**Excerpts from an interface dataset**

· · · · ·

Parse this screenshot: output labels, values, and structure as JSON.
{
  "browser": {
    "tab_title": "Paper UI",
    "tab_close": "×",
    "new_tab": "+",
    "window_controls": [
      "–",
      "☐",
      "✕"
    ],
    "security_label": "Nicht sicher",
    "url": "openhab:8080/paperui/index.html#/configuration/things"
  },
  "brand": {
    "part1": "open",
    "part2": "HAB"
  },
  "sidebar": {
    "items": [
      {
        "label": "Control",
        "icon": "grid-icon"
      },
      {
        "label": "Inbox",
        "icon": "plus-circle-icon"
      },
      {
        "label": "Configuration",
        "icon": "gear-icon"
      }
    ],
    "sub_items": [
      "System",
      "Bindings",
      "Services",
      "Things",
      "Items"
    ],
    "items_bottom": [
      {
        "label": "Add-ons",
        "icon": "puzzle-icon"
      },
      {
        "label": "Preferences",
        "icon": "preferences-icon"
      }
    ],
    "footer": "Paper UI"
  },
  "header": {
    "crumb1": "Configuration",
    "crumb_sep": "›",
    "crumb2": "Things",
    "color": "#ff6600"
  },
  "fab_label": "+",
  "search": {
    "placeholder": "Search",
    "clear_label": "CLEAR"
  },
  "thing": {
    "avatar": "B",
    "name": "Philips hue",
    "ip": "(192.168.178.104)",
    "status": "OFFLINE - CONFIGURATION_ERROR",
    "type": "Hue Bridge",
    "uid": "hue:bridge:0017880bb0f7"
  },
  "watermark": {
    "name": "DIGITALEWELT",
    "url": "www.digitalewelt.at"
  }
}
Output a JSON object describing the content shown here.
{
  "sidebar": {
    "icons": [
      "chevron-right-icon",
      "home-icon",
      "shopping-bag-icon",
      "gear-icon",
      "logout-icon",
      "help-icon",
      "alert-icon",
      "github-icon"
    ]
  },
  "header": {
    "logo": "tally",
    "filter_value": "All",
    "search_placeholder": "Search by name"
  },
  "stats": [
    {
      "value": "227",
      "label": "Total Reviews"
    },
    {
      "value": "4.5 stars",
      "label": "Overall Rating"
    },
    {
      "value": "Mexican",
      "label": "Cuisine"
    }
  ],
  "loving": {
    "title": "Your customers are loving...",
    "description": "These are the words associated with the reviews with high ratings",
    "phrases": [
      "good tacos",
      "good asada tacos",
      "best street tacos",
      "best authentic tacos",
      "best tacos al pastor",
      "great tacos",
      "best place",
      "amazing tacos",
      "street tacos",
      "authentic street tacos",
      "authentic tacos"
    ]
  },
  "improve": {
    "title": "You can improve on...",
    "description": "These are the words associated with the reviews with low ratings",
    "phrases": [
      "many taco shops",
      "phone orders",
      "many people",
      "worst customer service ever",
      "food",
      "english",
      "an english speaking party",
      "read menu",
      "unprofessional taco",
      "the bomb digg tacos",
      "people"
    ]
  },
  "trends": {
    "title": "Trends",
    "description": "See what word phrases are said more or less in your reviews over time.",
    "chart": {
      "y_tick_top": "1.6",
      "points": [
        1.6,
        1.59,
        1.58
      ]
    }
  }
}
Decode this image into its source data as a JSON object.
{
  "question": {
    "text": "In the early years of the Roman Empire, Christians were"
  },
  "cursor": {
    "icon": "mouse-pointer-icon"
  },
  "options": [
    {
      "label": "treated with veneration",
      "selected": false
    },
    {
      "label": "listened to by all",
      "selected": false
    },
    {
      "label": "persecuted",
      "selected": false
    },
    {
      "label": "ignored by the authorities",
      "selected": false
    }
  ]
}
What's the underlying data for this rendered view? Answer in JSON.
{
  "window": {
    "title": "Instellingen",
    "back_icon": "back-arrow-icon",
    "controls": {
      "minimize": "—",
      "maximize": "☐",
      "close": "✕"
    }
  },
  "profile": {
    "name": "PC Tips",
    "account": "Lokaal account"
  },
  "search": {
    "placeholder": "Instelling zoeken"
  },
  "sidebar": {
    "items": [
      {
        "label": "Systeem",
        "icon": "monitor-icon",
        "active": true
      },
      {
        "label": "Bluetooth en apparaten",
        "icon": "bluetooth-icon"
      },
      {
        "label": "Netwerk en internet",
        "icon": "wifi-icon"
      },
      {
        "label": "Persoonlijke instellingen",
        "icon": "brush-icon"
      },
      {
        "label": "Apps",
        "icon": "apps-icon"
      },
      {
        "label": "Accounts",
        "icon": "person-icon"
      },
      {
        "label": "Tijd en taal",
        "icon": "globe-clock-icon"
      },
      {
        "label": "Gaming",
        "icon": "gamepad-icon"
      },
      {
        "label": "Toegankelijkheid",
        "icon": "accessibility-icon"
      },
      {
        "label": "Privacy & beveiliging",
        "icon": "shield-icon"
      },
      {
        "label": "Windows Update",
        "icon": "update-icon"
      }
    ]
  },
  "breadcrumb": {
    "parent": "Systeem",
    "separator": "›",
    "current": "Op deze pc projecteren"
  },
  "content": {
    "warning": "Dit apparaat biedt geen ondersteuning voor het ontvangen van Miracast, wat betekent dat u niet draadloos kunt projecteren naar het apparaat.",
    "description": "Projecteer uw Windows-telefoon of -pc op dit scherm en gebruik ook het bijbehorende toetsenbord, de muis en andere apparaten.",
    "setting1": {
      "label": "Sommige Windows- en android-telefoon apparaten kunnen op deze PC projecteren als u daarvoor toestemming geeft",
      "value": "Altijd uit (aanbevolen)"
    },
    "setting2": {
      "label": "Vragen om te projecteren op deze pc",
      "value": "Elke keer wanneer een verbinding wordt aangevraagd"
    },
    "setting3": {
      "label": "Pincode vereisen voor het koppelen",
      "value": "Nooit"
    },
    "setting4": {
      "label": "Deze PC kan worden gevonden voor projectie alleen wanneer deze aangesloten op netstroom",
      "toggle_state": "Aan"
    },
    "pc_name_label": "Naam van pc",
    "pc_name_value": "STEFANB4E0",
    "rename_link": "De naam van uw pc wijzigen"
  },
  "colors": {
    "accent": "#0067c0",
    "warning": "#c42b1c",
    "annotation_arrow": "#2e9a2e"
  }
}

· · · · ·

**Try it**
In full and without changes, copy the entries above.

**Answer section**
Parse this screenshot: output labels, values, and structure as JSON.
{
  "browser": {
    "tab_title": "Paper UI",
    "tab_close": "×",
    "new_tab": "+",
    "window_controls": [
      "–",
      "☐",
      "✕"
    ],
    "security_label": "Nicht sicher",
    "url": "openhab:8080/paperui/index.html#/configuration/things"
  },
  "brand": {
    "part1": "open",
    "part2": "HAB"
  },
  "sidebar": {
    "items": [
      {
        "label": "Control",
        "icon": "grid-icon"
      },
      {
        "label": "Inbox",
        "icon": "plus-circle-icon"
      },
      {
        "label": "Configuration",
        "icon": "gear-icon"
      }
    ],
    "sub_items": [
      "System",
      "Bindings",
      "Services",
      "Things",
      "Items"
    ],
    "items_bottom": [
      {
        "label": "Add-ons",
        "icon": "puzzle-icon"
      },
      {
        "label": "Preferences",
        "icon": "preferences-icon"
      }
    ],
    "footer": "Paper UI"
  },
  "header": {
    "crumb1": "Configuration",
    "crumb_sep": "›",
    "crumb2": "Things",
    "color": "#ff6600"
  },
  "fab_label": "+",
  "search": {
    "placeholder": "Search",
    "clear_label": "CLEAR"
  },
  "thing": {
    "avatar": "B",
    "name": "Philips hue",
    "ip": "(192.168.178.104)",
    "status": "OFFLINE - CONFIGURATION_ERROR",
    "type": "Hue Bridge",
    "uid": "hue:bridge:0017880bb0f7"
  },
  "watermark": {
    "name": "DIGITALEWELT",
    "url": "www.digitalewelt.at"
  }
}
Output a JSON object describing the content shown here.
{
  "sidebar": {
    "icons": [
      "chevron-right-icon",
      "home-icon",
      "shopping-bag-icon",
      "gear-icon",
      "logout-icon",
      "help-icon",
      "alert-icon",
      "github-icon"
    ]
  },
  "header": {
    "logo": "tally",
    "filter_value": "All",
    "search_placeholder": "Search by name"
  },
  "stats": [
    {
      "value": "227",
      "label": "Total Reviews"
    },
    {
      "value": "4.5 stars",
      "label": "Overall Rating"
    },
    {
      "value": "Mexican",
      "label": "Cuisine"
    }
  ],
  "loving": {
    "title": "Your customers are loving...",
    "description": "These are the words associated with the reviews with high ratings",
    "phrases": [
      "good tacos",
      "good asada tacos",
      "best street tacos",
      "best authentic tacos",
      "best tacos al pastor",
      "great tacos",
      "best place",
      "amazing tacos",
      "street tacos",
      "authentic street tacos",
      "authentic tacos"
    ]
  },
  "improve": {
    "title": "You can improve on...",
    "description": "These are the words associated with the reviews with low ratings",
    "phrases": [
      "many taco shops",
      "phone orders",
      "many people",
      "worst customer service ever",
      "food",
      "english",
      "an english speaking party",
      "read menu",
      "unprofessional taco",
      "the bomb digg tacos",
      "people"
    ]
  },
  "trends": {
    "title": "Trends",
    "description": "See what word phrases are said more or less in your reviews over time.",
    "chart": {
      "y_tick_top": "1.6",
      "points": [
        1.6,
        1.59,
        1.58
      ]
    }
  }
}
Decode this image into its source data as a JSON object.
{
  "question": {
    "text": "In the early years of the Roman Empire, Christians were"
  },
  "cursor": {
    "icon": "mouse-pointer-icon"
  },
  "options": [
    {
      "label": "treated with veneration",
      "selected": false
    },
    {
      "label": "listened to by all",
      "selected": false
    },
    {
      "label": "persecuted",
      "selected": false
    },
    {
      "label": "ignored by the authorities",
      "selected": false
    }
  ]
}
What's the underlying data for this rendered view? Answer in JSON.
{
  "window": {
    "title": "Instellingen",
    "back_icon": "back-arrow-icon",
    "controls": {
      "minimize": "—",
      "maximize": "☐",
      "close": "✕"
    }
  },
  "profile": {
    "name": "PC Tips",
    "account": "Lokaal account"
  },
  "search": {
    "placeholder": "Instelling zoeken"
  },
  "sidebar": {
    "items": [
      {
        "label": "Systeem",
        "icon": "monitor-icon",
        "active": true
      },
      {
        "label": "Bluetooth en apparaten",
        "icon": "bluetooth-icon"
      },
      {
        "label": "Netwerk en internet",
        "icon": "wifi-icon"
      },
      {
        "label": "Persoonlijke instellingen",
        "icon": "brush-icon"
      },
      {
        "label": "Apps",
        "icon": "apps-icon"
      },
      {
        "label": "Accounts",
        "icon": "person-icon"
      },
      {
        "label": "Tijd en taal",
        "icon": "globe-clock-icon"
      },
      {
        "label": "Gaming",
        "icon": "gamepad-icon"
      },
      {
        "label": "Toegankelijkheid",
        "icon": "accessibility-icon"
      },
      {
        "label": "Privacy & beveiliging",
        "icon": "shield-icon"
      },
      {
        "label": "Windows Update",
        "icon": "update-icon"
      }
    ]
  },
  "breadcrumb": {
    "parent": "Systeem",
    "separator": "›",
    "current": "Op deze pc projecteren"
  },
  "content": {
    "warning": "Dit apparaat biedt geen ondersteuning voor het ontvangen van Miracast, wat betekent dat u niet draadloos kunt projecteren naar het apparaat.",
    "description": "Projecteer uw Windows-telefoon of -pc op dit scherm en gebruik ook het bijbehorende toetsenbord, de muis en andere apparaten.",
    "setting1": {
      "label": "Sommige Windows- en android-telefoon apparaten kunnen op deze PC projecteren als u daarvoor toestemming geeft",
      "value": "Altijd uit (aanbevolen)"
    },
    "setting2": {
      "label": "Vragen om te projecteren op deze pc",
      "value": "Elke keer wanneer een verbinding wordt aangevraagd"
    },
    "setting3": {
      "label": "Pincode vereisen voor het koppelen",
      "value": "Nooit"
    },
    "setting4": {
      "label": "Deze PC kan worden gevonden voor projectie alleen wanneer deze aangesloten op netstroom",
      "toggle_state": "Aan"
    },
    "pc_name_label": "Naam van pc",
    "pc_name_value": "STEFANB4E0",
    "rename_link": "De naam van uw pc wijzigen"
  },
  "colors": {
    "accent": "#0067c0",
    "warning": "#c42b1c",
    "annotation_arrow": "#2e9a2e"
  }
}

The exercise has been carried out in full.